• TASK PROMPT
Extract each line of the records below that contains the word "Store".

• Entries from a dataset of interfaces
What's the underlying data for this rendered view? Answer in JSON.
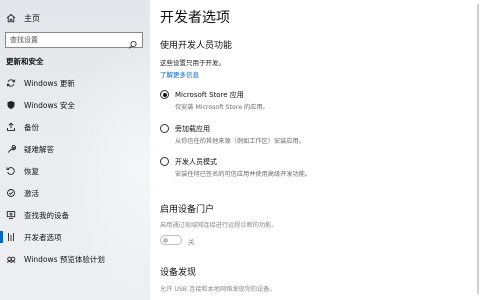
{
  "sidebar": {
    "home_label": "主页",
    "search_placeholder": "查找设置",
    "section_title": "更新和安全",
    "items": [
      {
        "label": "Windows 更新",
        "icon": "sync-icon"
      },
      {
        "label": "Windows 安全",
        "icon": "shield-icon"
      },
      {
        "label": "备份",
        "icon": "backup-icon"
      },
      {
        "label": "疑难解答",
        "icon": "wrench-icon"
      },
      {
        "label": "恢复",
        "icon": "recovery-icon"
      },
      {
        "label": "激活",
        "icon": "activation-icon"
      },
      {
        "label": "查找我的设备",
        "icon": "find-device-icon"
      },
      {
        "label": "开发者选项",
        "icon": "developer-icon"
      },
      {
        "label": "Windows 预览体验计划",
        "icon": "insider-icon"
      }
    ]
  },
  "main": {
    "title": "开发者选项",
    "dev_features_heading": "使用开发人员功能",
    "dev_features_note": "这些设置只用于开发。",
    "learn_more_link": "了解更多信息",
    "options": [
      {
        "label": "Microsoft Store 应用",
        "desc": "仅安装 Microsoft Store 的应用。",
        "checked": true
      },
      {
        "label": "旁加载应用",
        "desc": "从你信任的其他来源（例如工作区）安装应用。",
        "checked": false
      },
      {
        "label": "开发人员模式",
        "desc": "安装任何已签名的可信应用并使用高级开发功能。",
        "checked": false
      }
    ],
    "portal_heading": "启用设备门户",
    "portal_desc": "启用通过局域网连接进行远程诊断的功能。",
    "portal_toggle_label": "关",
    "discovery_heading": "设备发现",
    "discovery_desc": "允许 USB 连接和本地网络发现你的设备。"
  },
  "colors": {
    "accent": "#0067c0"
  }
}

• SOLUTION
        "label": "Microsoft Store 应用",
        "desc": "仅安装 Microsoft Store 的应用。",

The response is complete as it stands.